When it’s a big relationship decision we feel anxious, insecure, and sometimes miserable. This article is designed to reduce that emotional strain.
I will propose four simple steps to reduce the stress of decisions while increasing the odds that you make the right decision.
Step one for resolving tough relationship decisions:
Accept the fact that you cannot see the future and therefore cannot make perfect decisions. Accept the fact that you could make the “wrong” decision, and do your best to come to terms with that fact.
Much of the emotional strain that comes during decision-making is really internal resistance. We don’t like the feeling of being out of control. Unfortunately, the future is out of your control. The moment you accept that, your resistance fades, and your emotional tension fades along with it.
No one can perceive, let alone control, all the variables that will determine how things turn out in the future. As a result, you are left with the job of focusing in on the variables that matter the most to you. You are not left with the job of controlling how things actually turn out down the road.
Step two for resolving tough relationship decisions:
Take full ownership of the decision. Don’t wait for others to give an approval. Don’t wait for a consensus from the people you consult with about the decision. For complex decisions, a consensus may never come about.
I believe there is a lot of value in the idea of modeling your behavior after people who have already achieved the kind of success you want in a specific area of life.
For example, if you want to get rich, you can speed up your learning by talking to people who have become rich. Learn the path they took to achieve the goal you aspire to. If you want to run an entire marathon, it helps to ask people who have succeeded what methods they used to achieve that goal.
Modeling your behavior after others is much faster than trial and error. However, when it comes to relationship decisions, you must take ownership.
I say that because you will almost certainly get contradictory advice from people who care about you.

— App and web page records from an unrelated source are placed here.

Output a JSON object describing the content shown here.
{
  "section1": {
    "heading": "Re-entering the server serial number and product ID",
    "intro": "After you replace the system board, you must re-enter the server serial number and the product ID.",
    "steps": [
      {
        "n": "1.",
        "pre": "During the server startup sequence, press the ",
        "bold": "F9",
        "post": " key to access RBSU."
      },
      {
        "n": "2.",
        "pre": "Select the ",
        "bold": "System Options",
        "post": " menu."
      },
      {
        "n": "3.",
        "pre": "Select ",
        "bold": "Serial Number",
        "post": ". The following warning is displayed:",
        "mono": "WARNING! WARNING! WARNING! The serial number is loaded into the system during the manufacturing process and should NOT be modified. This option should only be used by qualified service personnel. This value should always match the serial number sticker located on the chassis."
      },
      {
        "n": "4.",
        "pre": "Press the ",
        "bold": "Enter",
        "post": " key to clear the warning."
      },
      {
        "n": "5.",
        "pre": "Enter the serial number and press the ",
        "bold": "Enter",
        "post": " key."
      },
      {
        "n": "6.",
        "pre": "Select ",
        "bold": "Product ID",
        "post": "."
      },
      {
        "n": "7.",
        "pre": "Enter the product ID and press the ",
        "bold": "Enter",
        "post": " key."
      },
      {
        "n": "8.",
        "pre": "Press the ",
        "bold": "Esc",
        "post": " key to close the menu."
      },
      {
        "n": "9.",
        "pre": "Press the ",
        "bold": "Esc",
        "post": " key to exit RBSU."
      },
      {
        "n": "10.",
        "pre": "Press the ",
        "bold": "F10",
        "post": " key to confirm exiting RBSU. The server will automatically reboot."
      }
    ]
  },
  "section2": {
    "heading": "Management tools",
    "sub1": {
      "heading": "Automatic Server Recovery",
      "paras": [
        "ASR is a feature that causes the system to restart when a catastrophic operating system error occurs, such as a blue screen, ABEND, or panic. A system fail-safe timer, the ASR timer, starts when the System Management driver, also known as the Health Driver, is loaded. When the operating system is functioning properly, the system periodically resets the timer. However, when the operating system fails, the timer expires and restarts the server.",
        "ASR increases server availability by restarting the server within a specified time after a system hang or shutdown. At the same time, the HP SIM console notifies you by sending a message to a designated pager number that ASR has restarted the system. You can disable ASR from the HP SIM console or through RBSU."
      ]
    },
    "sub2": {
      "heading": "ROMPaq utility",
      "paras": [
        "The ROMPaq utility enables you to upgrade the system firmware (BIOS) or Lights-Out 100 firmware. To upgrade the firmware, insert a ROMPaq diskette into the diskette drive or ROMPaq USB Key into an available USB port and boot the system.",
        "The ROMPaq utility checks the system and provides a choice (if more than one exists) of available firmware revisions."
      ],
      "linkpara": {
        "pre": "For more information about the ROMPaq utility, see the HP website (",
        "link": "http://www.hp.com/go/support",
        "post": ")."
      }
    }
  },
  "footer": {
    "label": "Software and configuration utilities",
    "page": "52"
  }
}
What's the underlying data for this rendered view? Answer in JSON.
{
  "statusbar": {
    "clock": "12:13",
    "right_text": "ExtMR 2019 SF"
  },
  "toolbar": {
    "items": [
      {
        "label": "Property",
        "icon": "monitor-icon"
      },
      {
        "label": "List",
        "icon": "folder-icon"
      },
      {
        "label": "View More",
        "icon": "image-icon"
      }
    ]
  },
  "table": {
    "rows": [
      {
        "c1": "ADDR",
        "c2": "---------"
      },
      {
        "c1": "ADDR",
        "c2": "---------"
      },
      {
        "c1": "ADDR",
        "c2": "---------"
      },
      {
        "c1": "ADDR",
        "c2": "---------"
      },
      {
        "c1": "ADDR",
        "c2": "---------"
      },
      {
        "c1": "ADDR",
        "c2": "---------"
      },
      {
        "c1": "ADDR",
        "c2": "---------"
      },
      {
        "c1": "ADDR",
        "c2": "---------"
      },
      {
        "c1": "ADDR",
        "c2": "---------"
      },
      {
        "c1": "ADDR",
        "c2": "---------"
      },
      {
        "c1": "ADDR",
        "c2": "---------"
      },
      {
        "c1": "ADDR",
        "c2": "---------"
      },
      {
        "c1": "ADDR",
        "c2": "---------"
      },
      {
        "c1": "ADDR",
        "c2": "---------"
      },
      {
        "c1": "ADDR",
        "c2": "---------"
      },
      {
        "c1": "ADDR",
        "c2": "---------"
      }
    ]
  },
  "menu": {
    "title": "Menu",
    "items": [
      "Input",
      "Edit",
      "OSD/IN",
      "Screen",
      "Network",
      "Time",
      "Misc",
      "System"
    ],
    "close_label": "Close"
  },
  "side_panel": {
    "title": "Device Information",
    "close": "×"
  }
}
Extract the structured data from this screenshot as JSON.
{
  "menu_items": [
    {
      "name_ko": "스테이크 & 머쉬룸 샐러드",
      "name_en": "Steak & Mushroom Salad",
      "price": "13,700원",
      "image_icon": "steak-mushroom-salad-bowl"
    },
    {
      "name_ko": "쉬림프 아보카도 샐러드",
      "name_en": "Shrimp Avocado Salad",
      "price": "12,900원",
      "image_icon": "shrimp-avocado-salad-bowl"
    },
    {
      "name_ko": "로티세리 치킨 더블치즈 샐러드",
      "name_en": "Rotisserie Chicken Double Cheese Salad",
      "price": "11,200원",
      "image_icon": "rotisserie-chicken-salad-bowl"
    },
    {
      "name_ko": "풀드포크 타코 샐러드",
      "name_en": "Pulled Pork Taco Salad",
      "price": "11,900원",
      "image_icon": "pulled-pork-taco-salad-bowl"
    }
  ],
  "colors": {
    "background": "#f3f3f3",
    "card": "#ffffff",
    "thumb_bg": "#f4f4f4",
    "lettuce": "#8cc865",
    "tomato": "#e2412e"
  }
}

This will add to your worry and emotional strain. That is, unless you treat their advice as nothing more than data. Data to be thrown into a pool of evidence you carefully consider while holding full responsibility for the decision you ultimately make.
When I say, “hold full responsibility” I do not mean you beat yourself up or blame yourself when things go wrong. In fact, I mean exactly the opposite. You hold yourself responsible for making the decision, not the outcome of your decision.
Remember, no one can control outcomes. We can only control the decision-making process itself. Realizing this can relieve a lot of stress. When your stress goes down, your creative intuition is easier to access.
Step three for resolving tough relationship decisions:
Get clear about what you do and do not know. Make a list if you have to. When trying to make decisions, your stress will go down if you focus on what you know, rather than focusing on the things you wish you knew.